=== ABOUT THIS TASK ===
Below is some data; print it all back exactly.

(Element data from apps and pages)
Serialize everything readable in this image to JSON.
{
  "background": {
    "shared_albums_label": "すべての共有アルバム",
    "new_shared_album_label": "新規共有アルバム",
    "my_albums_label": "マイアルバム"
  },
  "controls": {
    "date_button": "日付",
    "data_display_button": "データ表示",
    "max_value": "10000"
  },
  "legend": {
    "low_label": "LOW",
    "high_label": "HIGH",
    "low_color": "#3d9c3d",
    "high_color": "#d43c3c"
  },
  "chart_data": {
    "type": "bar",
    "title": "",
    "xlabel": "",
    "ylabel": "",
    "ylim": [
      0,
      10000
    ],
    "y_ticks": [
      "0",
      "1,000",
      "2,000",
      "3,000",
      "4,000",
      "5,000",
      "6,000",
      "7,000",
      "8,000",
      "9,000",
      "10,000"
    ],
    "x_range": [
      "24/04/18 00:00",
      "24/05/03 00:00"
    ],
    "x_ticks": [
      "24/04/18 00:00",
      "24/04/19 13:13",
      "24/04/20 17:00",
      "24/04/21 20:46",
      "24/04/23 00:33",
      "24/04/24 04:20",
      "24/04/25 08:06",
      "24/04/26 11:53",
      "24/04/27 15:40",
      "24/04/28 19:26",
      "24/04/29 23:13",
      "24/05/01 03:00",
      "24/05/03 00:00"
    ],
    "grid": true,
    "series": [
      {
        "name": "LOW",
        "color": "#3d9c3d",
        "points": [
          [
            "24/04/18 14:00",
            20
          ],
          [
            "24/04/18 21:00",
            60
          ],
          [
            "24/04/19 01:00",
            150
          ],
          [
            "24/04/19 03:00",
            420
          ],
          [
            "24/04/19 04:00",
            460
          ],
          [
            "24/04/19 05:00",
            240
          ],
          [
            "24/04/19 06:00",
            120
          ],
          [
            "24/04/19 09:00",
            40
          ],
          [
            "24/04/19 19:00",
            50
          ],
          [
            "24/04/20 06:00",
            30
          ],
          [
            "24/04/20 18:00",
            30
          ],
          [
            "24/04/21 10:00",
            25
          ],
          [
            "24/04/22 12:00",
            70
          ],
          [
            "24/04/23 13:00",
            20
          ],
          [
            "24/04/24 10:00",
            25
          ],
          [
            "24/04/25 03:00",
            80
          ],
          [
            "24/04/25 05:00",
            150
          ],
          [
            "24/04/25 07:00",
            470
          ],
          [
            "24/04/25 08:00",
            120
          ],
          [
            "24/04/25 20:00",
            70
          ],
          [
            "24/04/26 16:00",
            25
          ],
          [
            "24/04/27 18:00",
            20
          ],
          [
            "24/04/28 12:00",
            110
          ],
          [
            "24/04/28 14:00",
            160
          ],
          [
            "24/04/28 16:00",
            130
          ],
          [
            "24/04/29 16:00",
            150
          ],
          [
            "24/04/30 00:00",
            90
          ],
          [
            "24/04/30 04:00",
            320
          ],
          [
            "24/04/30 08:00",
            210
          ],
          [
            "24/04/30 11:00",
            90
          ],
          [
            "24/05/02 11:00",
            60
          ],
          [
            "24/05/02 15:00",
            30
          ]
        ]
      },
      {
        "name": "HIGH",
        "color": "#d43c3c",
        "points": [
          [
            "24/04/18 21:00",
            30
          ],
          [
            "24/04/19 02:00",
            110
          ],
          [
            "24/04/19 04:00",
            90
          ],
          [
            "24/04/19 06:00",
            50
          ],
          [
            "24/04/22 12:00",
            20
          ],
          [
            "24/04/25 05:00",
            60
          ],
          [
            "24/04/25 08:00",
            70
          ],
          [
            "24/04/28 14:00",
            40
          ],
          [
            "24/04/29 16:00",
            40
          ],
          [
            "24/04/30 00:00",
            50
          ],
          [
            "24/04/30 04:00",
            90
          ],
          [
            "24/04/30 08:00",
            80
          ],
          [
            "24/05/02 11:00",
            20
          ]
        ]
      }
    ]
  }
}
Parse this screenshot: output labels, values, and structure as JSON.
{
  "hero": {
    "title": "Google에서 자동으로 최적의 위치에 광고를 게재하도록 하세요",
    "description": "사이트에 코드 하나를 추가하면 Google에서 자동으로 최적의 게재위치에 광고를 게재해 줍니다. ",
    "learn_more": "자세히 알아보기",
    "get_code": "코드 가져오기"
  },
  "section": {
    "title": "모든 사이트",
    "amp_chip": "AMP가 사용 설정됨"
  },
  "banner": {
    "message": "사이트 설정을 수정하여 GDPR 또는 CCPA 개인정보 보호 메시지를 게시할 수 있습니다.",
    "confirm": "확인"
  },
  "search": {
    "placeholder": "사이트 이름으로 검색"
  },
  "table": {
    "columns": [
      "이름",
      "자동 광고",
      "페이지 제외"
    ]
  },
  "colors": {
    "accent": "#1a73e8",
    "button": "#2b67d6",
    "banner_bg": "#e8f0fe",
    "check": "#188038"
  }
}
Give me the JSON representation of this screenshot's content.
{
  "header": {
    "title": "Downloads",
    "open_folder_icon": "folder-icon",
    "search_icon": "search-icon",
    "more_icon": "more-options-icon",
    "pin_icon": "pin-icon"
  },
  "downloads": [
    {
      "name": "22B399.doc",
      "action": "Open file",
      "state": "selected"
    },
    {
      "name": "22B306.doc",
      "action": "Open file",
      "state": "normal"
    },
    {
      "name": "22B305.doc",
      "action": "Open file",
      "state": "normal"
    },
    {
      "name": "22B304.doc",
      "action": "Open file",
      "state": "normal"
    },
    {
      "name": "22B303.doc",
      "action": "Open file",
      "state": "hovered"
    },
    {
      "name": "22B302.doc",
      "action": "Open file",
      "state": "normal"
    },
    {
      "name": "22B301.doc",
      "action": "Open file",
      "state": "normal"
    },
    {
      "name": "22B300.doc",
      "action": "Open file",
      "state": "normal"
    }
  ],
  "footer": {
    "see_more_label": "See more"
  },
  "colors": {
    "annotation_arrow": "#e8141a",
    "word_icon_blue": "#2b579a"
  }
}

=== SOLVED EXERCISE ===
Serialize everything readable in this image to JSON.
{
  "background": {
    "shared_albums_label": "すべての共有アルバム",
    "new_shared_album_label": "新規共有アルバム",
    "my_albums_label": "マイアルバム"
  },
  "controls": {
    "date_button": "日付",
    "data_display_button": "データ表示",
    "max_value": "10000"
  },
  "legend": {
    "low_label": "LOW",
    "high_label": "HIGH",
    "low_color": "#3d9c3d",
    "high_color": "#d43c3c"
  },
  "chart_data": {
    "type": "bar",
    "title": "",
    "xlabel": "",
    "ylabel": "",
    "ylim": [
      0,
      10000
    ],
    "y_ticks": [
      "0",
      "1,000",
      "2,000",
      "3,000",
      "4,000",
      "5,000",
      "6,000",
      "7,000",
      "8,000",
      "9,000",
      "10,000"
    ],
    "x_range": [
      "24/04/18 00:00",
      "24/05/03 00:00"
    ],
    "x_ticks": [
      "24/04/18 00:00",
      "24/04/19 13:13",
      "24/04/20 17:00",
      "24/04/21 20:46",
      "24/04/23 00:33",
      "24/04/24 04:20",
      "24/04/25 08:06",
      "24/04/26 11:53",
      "24/04/27 15:40",
      "24/04/28 19:26",
      "24/04/29 23:13",
      "24/05/01 03:00",
      "24/05/03 00:00"
    ],
    "grid": true,
    "series": [
      {
        "name": "LOW",
        "color": "#3d9c3d",
        "points": [
          [
            "24/04/18 14:00",
            20
          ],
          [
            "24/04/18 21:00",
            60
          ],
          [
            "24/04/19 01:00",
            150
          ],
          [
            "24/04/19 03:00",
            420
          ],
          [
            "24/04/19 04:00",
            460
          ],
          [
            "24/04/19 05:00",
            240
          ],
          [
            "24/04/19 06:00",
            120
          ],
          [
            "24/04/19 09:00",
            40
          ],
          [
            "24/04/19 19:00",
            50
          ],
          [
            "24/04/20 06:00",
            30
          ],
          [
            "24/04/20 18:00",
            30
          ],
          [
            "24/04/21 10:00",
            25
          ],
          [
            "24/04/22 12:00",
            70
          ],
          [
            "24/04/23 13:00",
            20
          ],
          [
            "24/04/24 10:00",
            25
          ],
          [
            "24/04/25 03:00",
            80
          ],
          [
            "24/04/25 05:00",
            150
          ],
          [
            "24/04/25 07:00",
            470
          ],
          [
            "24/04/25 08:00",
            120
          ],
          [
            "24/04/25 20:00",
            70
          ],
          [
            "24/04/26 16:00",
            25
          ],
          [
            "24/04/27 18:00",
            20
          ],
          [
            "24/04/28 12:00",
            110
          ],
          [
            "24/04/28 14:00",
            160
          ],
          [
            "24/04/28 16:00",
            130
          ],
          [
            "24/04/29 16:00",
            150
          ],
          [
            "24/04/30 00:00",
            90
          ],
          [
            "24/04/30 04:00",
            320
          ],
          [
            "24/04/30 08:00",
            210
          ],
          [
            "24/04/30 11:00",
            90
          ],
          [
            "24/05/02 11:00",
            60
          ],
          [
            "24/05/02 15:00",
            30
          ]
        ]
      },
      {
        "name": "HIGH",
        "color": "#d43c3c",
        "points": [
          [
            "24/04/18 21:00",
            30
          ],
          [
            "24/04/19 02:00",
            110
          ],
          [
            "24/04/19 04:00",
            90
          ],
          [
            "24/04/19 06:00",
            50
          ],
          [
            "24/04/22 12:00",
            20
          ],
          [
            "24/04/25 05:00",
            60
          ],
          [
            "24/04/25 08:00",
            70
          ],
          [
            "24/04/28 14:00",
            40
          ],
          [
            "24/04/29 16:00",
            40
          ],
          [
            "24/04/30 00:00",
            50
          ],
          [
            "24/04/30 04:00",
            90
          ],
          [
            "24/04/30 08:00",
            80
          ],
          [
            "24/05/02 11:00",
            20
          ]
        ]
      }
    ]
  }
}
Parse this screenshot: output labels, values, and structure as JSON.
{
  "hero": {
    "title": "Google에서 자동으로 최적의 위치에 광고를 게재하도록 하세요",
    "description": "사이트에 코드 하나를 추가하면 Google에서 자동으로 최적의 게재위치에 광고를 게재해 줍니다. ",
    "learn_more": "자세히 알아보기",
    "get_code": "코드 가져오기"
  },
  "section": {
    "title": "모든 사이트",
    "amp_chip": "AMP가 사용 설정됨"
  },
  "banner": {
    "message": "사이트 설정을 수정하여 GDPR 또는 CCPA 개인정보 보호 메시지를 게시할 수 있습니다.",
    "confirm": "확인"
  },
  "search": {
    "placeholder": "사이트 이름으로 검색"
  },
  "table": {
    "columns": [
      "이름",
      "자동 광고",
      "페이지 제외"
    ]
  },
  "colors": {
    "accent": "#1a73e8",
    "button": "#2b67d6",
    "banner_bg": "#e8f0fe",
    "check": "#188038"
  }
}
Give me the JSON representation of this screenshot's content.
{
  "header": {
    "title": "Downloads",
    "open_folder_icon": "folder-icon",
    "search_icon": "search-icon",
    "more_icon": "more-options-icon",
    "pin_icon": "pin-icon"
  },
  "downloads": [
    {
      "name": "22B399.doc",
      "action": "Open file",
      "state": "selected"
    },
    {
      "name": "22B306.doc",
      "action": "Open file",
      "state": "normal"
    },
    {
      "name": "22B305.doc",
      "action": "Open file",
      "state": "normal"
    },
    {
      "name": "22B304.doc",
      "action": "Open file",
      "state": "normal"
    },
    {
      "name": "22B303.doc",
      "action": "Open file",
      "state": "hovered"
    },
    {
      "name": "22B302.doc",
      "action": "Open file",
      "state": "normal"
    },
    {
      "name": "22B301.doc",
      "action": "Open file",
      "state": "normal"
    },
    {
      "name": "22B300.doc",
      "action": "Open file",
      "state": "normal"
    }
  ],
  "footer": {
    "see_more_label": "See more"
  },
  "colors": {
    "annotation_arrow": "#e8141a",
    "word_icon_blue": "#2b579a"
  }
}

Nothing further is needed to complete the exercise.